Amato’s research focuses on motion planning and its applications in robotics, computational biology, animation, computer-aided design and virtual reality. Motion planning deals with finding paths to move an object (the robot) from an initial to a goal position. She has developed novel algorithms that work by using probabilistic methods to strategically generate configurations of the robot. She and her students have developed several important strategies that can be used for robots operating in very crowded environments or help them plan how to manipulate or grasp an object. Her group was also the first to apply these sampling-based planning methods to proteins and other biomolecules.

Amato has been instrumental in setting up key national programs for women and minorities in computing. She received the 2014 Computing Research Association (CRA) Haberman Award, the inaugural National Center for Women and Information Technology (NCWIT) Harrold/Notkin Research and Graduate Mentoring Award in 2014, the 2013 IEEE HP/Harriet Rigas Award, and Texas A&M Association of Former Students university-level awards for teaching (2011) and research (2018). She has also received a National Science Foundation CAREER Award.

She has graduated 23 doctoral students, with most going on to careers in academia, government or industry research labs, and the rest going to industry or postdoctoral studies. She was program chair for the 2015 IEEE International Conference on Robotics and Automation and for Robotics: Science and Systems in 2016. She is an elected member of the CRA board of directors (2014-2020), currently serves as vice president for member activities for the IEEE Robotics and Automation Society (RAS), was twice elected as a member of the RAS AdCom, was co-chair of the Committee on the Status of Women in Computing Research (CRA-W) from 2014-2017, and was co-chair of the NCWIT Academic Alliance from 2009-2011.
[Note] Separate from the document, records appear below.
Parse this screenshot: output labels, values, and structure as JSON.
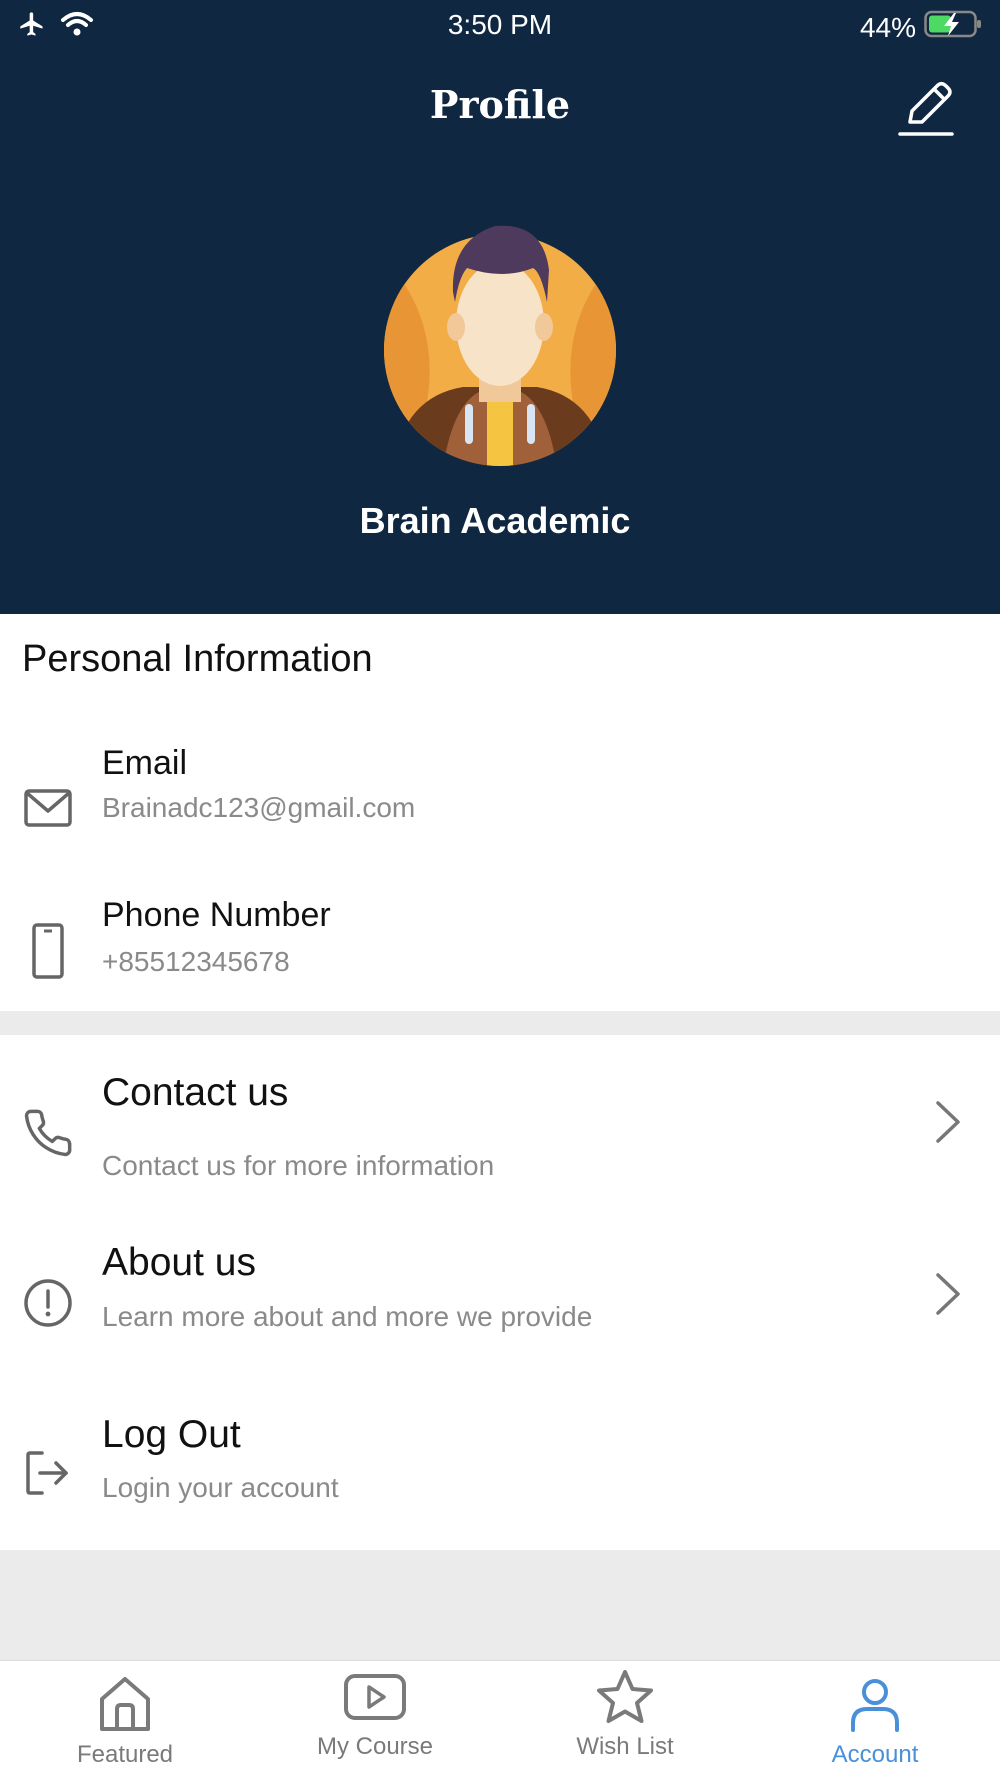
{
  "status_bar": {
    "time": "3:50 PM",
    "battery": "44%",
    "icons": [
      "airplane-icon",
      "wifi-icon",
      "battery-charging-icon"
    ]
  },
  "header": {
    "title": "Profile",
    "edit_icon": "pencil-icon"
  },
  "profile": {
    "name": "Brain Academic",
    "avatar": "user-avatar-illustration"
  },
  "personal_info": {
    "title": "Personal Information",
    "email": {
      "label": "Email",
      "value": "Brainadc123@gmail.com",
      "icon": "mail-icon"
    },
    "phone": {
      "label": "Phone Number",
      "value": "+85512345678",
      "icon": "smartphone-icon"
    }
  },
  "menu": [
    {
      "title": "Contact us",
      "subtitle": "Contact us for more information",
      "icon": "phone-icon"
    },
    {
      "title": "About us",
      "subtitle": "Learn more about and more we provide",
      "icon": "info-icon"
    },
    {
      "title": "Log Out",
      "subtitle": "Login your account",
      "icon": "logout-icon"
    }
  ],
  "tabs": [
    {
      "label": "Featured",
      "icon": "home-icon"
    },
    {
      "label": "My Course",
      "icon": "play-icon"
    },
    {
      "label": "Wish List",
      "icon": "star-icon"
    },
    {
      "label": "Account",
      "icon": "user-icon",
      "active": true
    }
  ],
  "colors": {
    "header_bg": "#0f2740",
    "accent": "#4a90d9",
    "secondary_text": "#8a8a8a",
    "battery_green": "#4cd964"
  }
}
The Association for the Advancement of Artificial Intelligence, formerly the American Association for Artificial Intelligence, is a nonprofit scientific society devoted to advancing the scientific understanding of the mechanisms underlying thought and intelligent behavior and their embodiment in machines. AAAI aims to promote artificial intelligence research. The organization also aims increase the public understanding of artificial intelligence, improve the teaching and training of artificial intelligence practitioners, and provide guidance for research planners and funders in respect to the current developments and future directions of the area of study.